Like I said, I think some of the best Beatles songs bear the strong imprimatur of one of the primary songwriters—but then benefits and really blooms from a bridge or turn featuring a lively and contrasting “But, on the other hand…” rebuttal by one of the other Beatles.
To me, that balance and tension—and lack of ultimate resolution or easy reading—was a big part of what made the MacLen songs so grand and so timeless.
"I took it to John to finish it off, and we wrote the middle together. Which is nice: ‘Life is very short. There’s no time for fussing and fighting, my friend.’ Then it was George Harrison’s idea to put the middle into waltz time, like a German waltz.
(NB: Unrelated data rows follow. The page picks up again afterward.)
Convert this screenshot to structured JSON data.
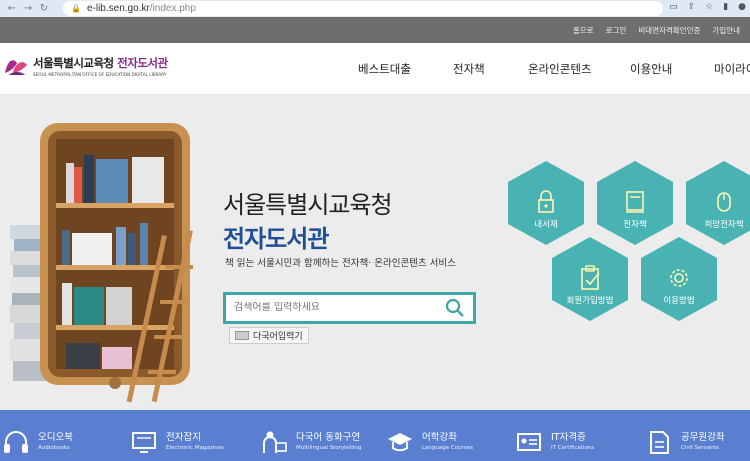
{
  "browser": {
    "back_icon": "arrow-left-icon",
    "forward_icon": "arrow-right-icon",
    "reload_icon": "reload-icon",
    "url_domain": "e-lib.sen.go.kr",
    "url_path": "/index.php"
  },
  "util_links": [
    "홈으로",
    "로그인",
    "비대면자격확인인증",
    "가입안내"
  ],
  "logo": {
    "name_plain": "서울특별시교육청 ",
    "name_accent": "전자도서관",
    "english": "SEOUL METROPOLITAN OFFICE OF EDUCATION DIGITAL LIBRARY",
    "accent_color": "#8b2a8f"
  },
  "gnb": [
    "베스트대출",
    "전자책",
    "온라인콘텐츠",
    "이용안내",
    "마이라이"
  ],
  "hero": {
    "title_line1": "서울특별시교육청",
    "title_line2": "전자도서관",
    "subtitle": "책 읽는 서울시민과 함께하는 전자책· 온라인콘텐츠 서비스",
    "search_placeholder": "검색어를 입력하세요",
    "multi_lang_label": "다국어입력기"
  },
  "hex_menu": [
    {
      "label": "내서재",
      "icon": "lock-icon"
    },
    {
      "label": "전자책",
      "icon": "book-icon"
    },
    {
      "label": "희망전자책",
      "icon": "mouse-icon"
    },
    {
      "label": "회원가입방법",
      "icon": "clipboard-icon"
    },
    {
      "label": "이용방법",
      "icon": "gear-icon"
    }
  ],
  "quick_menu": [
    {
      "title": "오디오북",
      "sub": "Audiobooks",
      "icon": "headphones-icon"
    },
    {
      "title": "전자잡지",
      "sub": "Electronic Magazines",
      "icon": "monitor-icon"
    },
    {
      "title": "다국어 동화구연",
      "sub": "Multilingual Storytelling",
      "icon": "storyteller-icon"
    },
    {
      "title": "어학강좌",
      "sub": "Language Courses",
      "icon": "graduation-cap-icon"
    },
    {
      "title": "IT자격증",
      "sub": "IT Certifications",
      "icon": "id-card-icon"
    },
    {
      "title": "공무원강좌",
      "sub": "Civil Servants",
      "icon": "document-icon"
    }
  ],
  "colors": {
    "teal": "#49b3b4",
    "band": "#5a7fd0",
    "title_blue": "#1f4f94"
  }
}
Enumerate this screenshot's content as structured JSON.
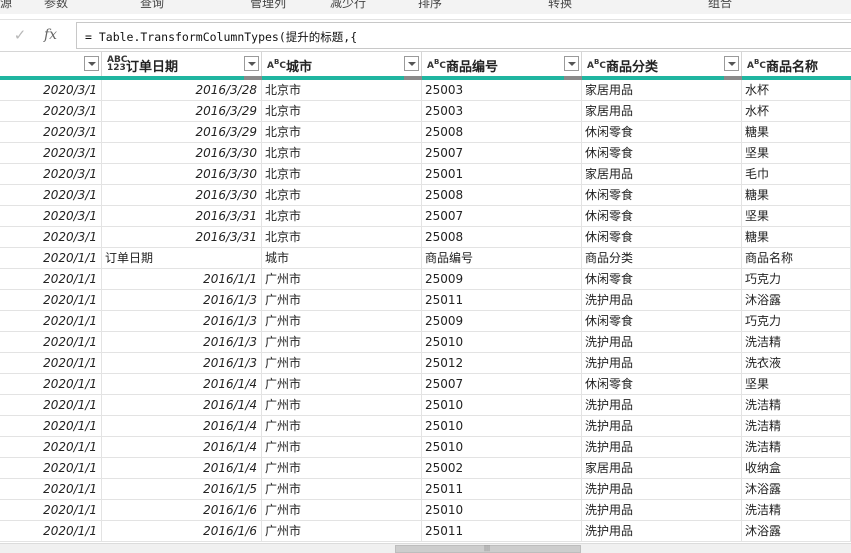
{
  "ribbon": {
    "items": [
      "源",
      "参数",
      "查询",
      "管理列",
      "减少行",
      "排序",
      "转换",
      "组合"
    ]
  },
  "formula_bar": {
    "check_icon": "check-icon",
    "fx_label": "fx",
    "formula": "= Table.TransformColumnTypes(提升的标题,{"
  },
  "columns": [
    {
      "title": "",
      "type": "date"
    },
    {
      "title": "订单日期",
      "type": "ABC\n123"
    },
    {
      "title": "城市",
      "type": "ABC"
    },
    {
      "title": "商品编号",
      "type": "ABC"
    },
    {
      "title": "商品分类",
      "type": "ABC"
    },
    {
      "title": "商品名称",
      "type": "ABC"
    }
  ],
  "rows": [
    [
      "2020/3/1",
      "2016/3/28",
      "北京市",
      "25003",
      "家居用品",
      "水杯"
    ],
    [
      "2020/3/1",
      "2016/3/29",
      "北京市",
      "25003",
      "家居用品",
      "水杯"
    ],
    [
      "2020/3/1",
      "2016/3/29",
      "北京市",
      "25008",
      "休闲零食",
      "糖果"
    ],
    [
      "2020/3/1",
      "2016/3/30",
      "北京市",
      "25007",
      "休闲零食",
      "坚果"
    ],
    [
      "2020/3/1",
      "2016/3/30",
      "北京市",
      "25001",
      "家居用品",
      "毛巾"
    ],
    [
      "2020/3/1",
      "2016/3/30",
      "北京市",
      "25008",
      "休闲零食",
      "糖果"
    ],
    [
      "2020/3/1",
      "2016/3/31",
      "北京市",
      "25007",
      "休闲零食",
      "坚果"
    ],
    [
      "2020/3/1",
      "2016/3/31",
      "北京市",
      "25008",
      "休闲零食",
      "糖果"
    ],
    [
      "2020/1/1",
      "订单日期",
      "城市",
      "商品编号",
      "商品分类",
      "商品名称"
    ],
    [
      "2020/1/1",
      "2016/1/1",
      "广州市",
      "25009",
      "休闲零食",
      "巧克力"
    ],
    [
      "2020/1/1",
      "2016/1/3",
      "广州市",
      "25011",
      "洗护用品",
      "沐浴露"
    ],
    [
      "2020/1/1",
      "2016/1/3",
      "广州市",
      "25009",
      "休闲零食",
      "巧克力"
    ],
    [
      "2020/1/1",
      "2016/1/3",
      "广州市",
      "25010",
      "洗护用品",
      "洗洁精"
    ],
    [
      "2020/1/1",
      "2016/1/3",
      "广州市",
      "25012",
      "洗护用品",
      "洗衣液"
    ],
    [
      "2020/1/1",
      "2016/1/4",
      "广州市",
      "25007",
      "休闲零食",
      "坚果"
    ],
    [
      "2020/1/1",
      "2016/1/4",
      "广州市",
      "25010",
      "洗护用品",
      "洗洁精"
    ],
    [
      "2020/1/1",
      "2016/1/4",
      "广州市",
      "25010",
      "洗护用品",
      "洗洁精"
    ],
    [
      "2020/1/1",
      "2016/1/4",
      "广州市",
      "25010",
      "洗护用品",
      "洗洁精"
    ],
    [
      "2020/1/1",
      "2016/1/4",
      "广州市",
      "25002",
      "家居用品",
      "收纳盒"
    ],
    [
      "2020/1/1",
      "2016/1/5",
      "广州市",
      "25011",
      "洗护用品",
      "沐浴露"
    ],
    [
      "2020/1/1",
      "2016/1/6",
      "广州市",
      "25010",
      "洗护用品",
      "洗洁精"
    ],
    [
      "2020/1/1",
      "2016/1/6",
      "广州市",
      "25011",
      "洗护用品",
      "沐浴露"
    ]
  ],
  "colors": {
    "column_quality_bar": "#1fb5a0",
    "grid_line": "#e3e3e3"
  }
}
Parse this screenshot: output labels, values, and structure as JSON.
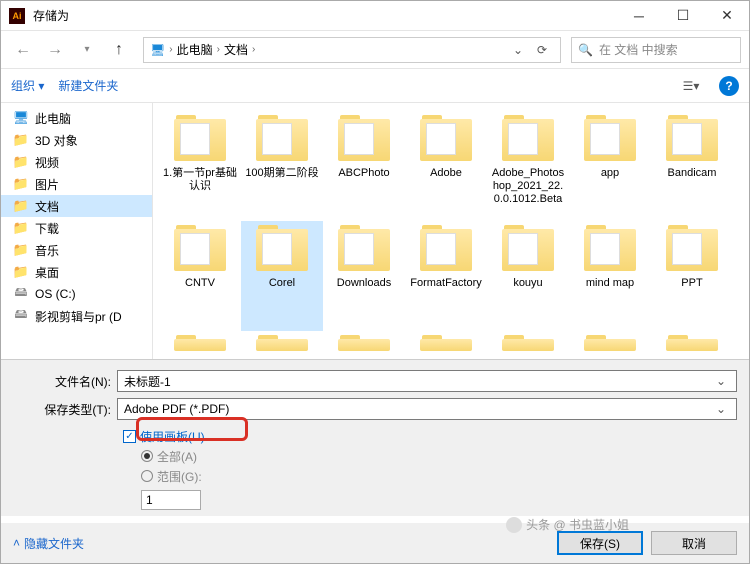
{
  "window": {
    "title": "存储为",
    "app_icon_text": "Ai"
  },
  "nav": {
    "breadcrumb": [
      "此电脑",
      "文档"
    ],
    "search_placeholder": "在 文档 中搜索"
  },
  "toolbar": {
    "organize": "组织 ▾",
    "new_folder": "新建文件夹"
  },
  "sidebar": {
    "items": [
      {
        "label": "此电脑",
        "icon": "pc"
      },
      {
        "label": "3D 对象",
        "icon": "folder"
      },
      {
        "label": "视频",
        "icon": "folder"
      },
      {
        "label": "图片",
        "icon": "folder"
      },
      {
        "label": "文档",
        "icon": "folder",
        "selected": true
      },
      {
        "label": "下载",
        "icon": "folder"
      },
      {
        "label": "音乐",
        "icon": "folder"
      },
      {
        "label": "桌面",
        "icon": "folder"
      },
      {
        "label": "OS (C:)",
        "icon": "drive"
      },
      {
        "label": "影视剪辑与pr (D",
        "icon": "drive"
      }
    ]
  },
  "files": {
    "items": [
      {
        "label": "1.第一节pr基础认识"
      },
      {
        "label": "100期第二阶段"
      },
      {
        "label": "ABCPhoto"
      },
      {
        "label": "Adobe"
      },
      {
        "label": "Adobe_Photoshop_2021_22.0.0.1012.Beta"
      },
      {
        "label": "app"
      },
      {
        "label": "Bandicam"
      },
      {
        "label": "CNTV"
      },
      {
        "label": "Corel",
        "selected": true
      },
      {
        "label": "Downloads"
      },
      {
        "label": "FormatFactory"
      },
      {
        "label": "kouyu"
      },
      {
        "label": "mind map"
      },
      {
        "label": "PPT"
      }
    ]
  },
  "form": {
    "filename_label": "文件名(N):",
    "filename_value": "未标题-1",
    "filetype_label": "保存类型(T):",
    "filetype_value": "Adobe PDF (*.PDF)",
    "use_artboards": "使用画板(U)",
    "all": "全部(A)",
    "range": "范围(G):",
    "range_value": "1"
  },
  "footer": {
    "hide_folders": "隐藏文件夹",
    "save": "保存(S)",
    "cancel": "取消"
  },
  "watermark": "头条 @ 书虫蓝小姐"
}
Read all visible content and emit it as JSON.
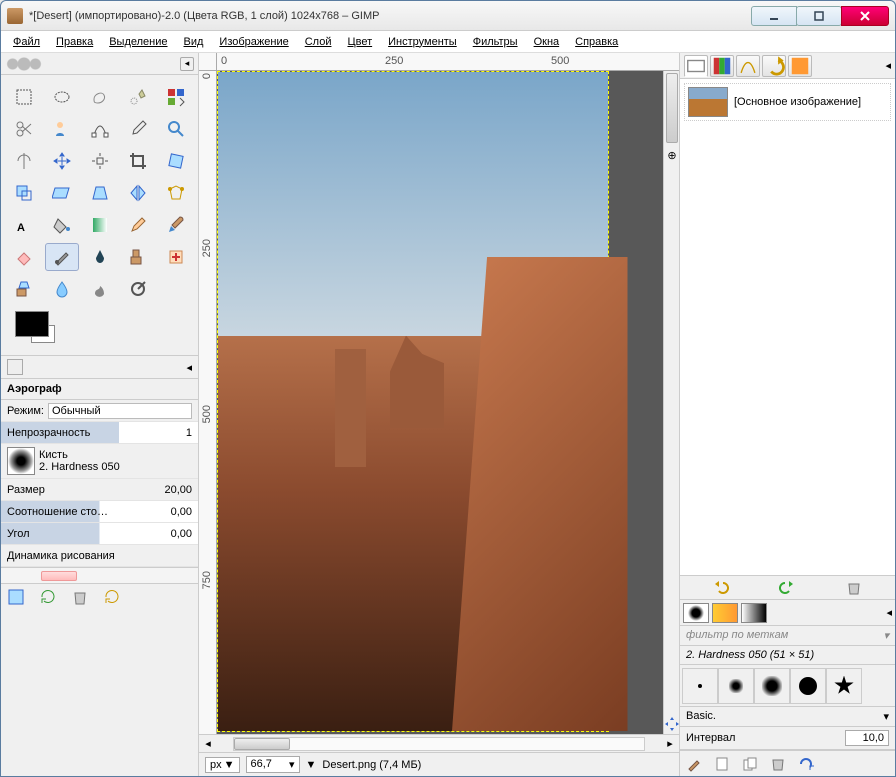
{
  "window": {
    "title": "*[Desert] (импортировано)-2.0 (Цвета RGB, 1 слой) 1024x768 – GIMP"
  },
  "menu": {
    "file": "Файл",
    "edit": "Правка",
    "select": "Выделение",
    "view": "Вид",
    "image": "Изображение",
    "layer": "Слой",
    "colors": "Цвет",
    "tools": "Инструменты",
    "filters": "Фильтры",
    "windows": "Окна",
    "help": "Справка"
  },
  "ruler": {
    "h0": "0",
    "h250": "250",
    "h500": "500",
    "v0": "0",
    "v250": "250",
    "v500": "500",
    "v750": "750"
  },
  "options": {
    "title": "Аэрограф",
    "mode_label": "Режим:",
    "mode_value": "Обычный",
    "opacity_label": "Непрозрачность",
    "opacity_value": "1",
    "brush_label": "Кисть",
    "brush_name": "2. Hardness 050",
    "size_label": "Размер",
    "size_value": "20,00",
    "ratio_label": "Соотношение сто…",
    "ratio_value": "0,00",
    "angle_label": "Угол",
    "angle_value": "0,00",
    "dynamics_label": "Динамика рисования"
  },
  "status": {
    "unit": "px",
    "zoom": "66,7",
    "filename": "Desert.png (7,4 МБ)"
  },
  "layers": {
    "base_name": "[Основное изображение]"
  },
  "brushes": {
    "filter_placeholder": "фильтр по меткам",
    "current": "2. Hardness 050 (51 × 51)",
    "preset": "Basic.",
    "interval_label": "Интервал",
    "interval_value": "10,0"
  }
}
That came on the session, it was one of the cases of the arrangement being done on the session."
On tonight’s Roderick on the Line that you haven’t heard because it isn’t mixed or posted yet, I told Hotrod that this is one of my favorite Billy Joel songs and, in my opinion, a charming John Lennon impersonation.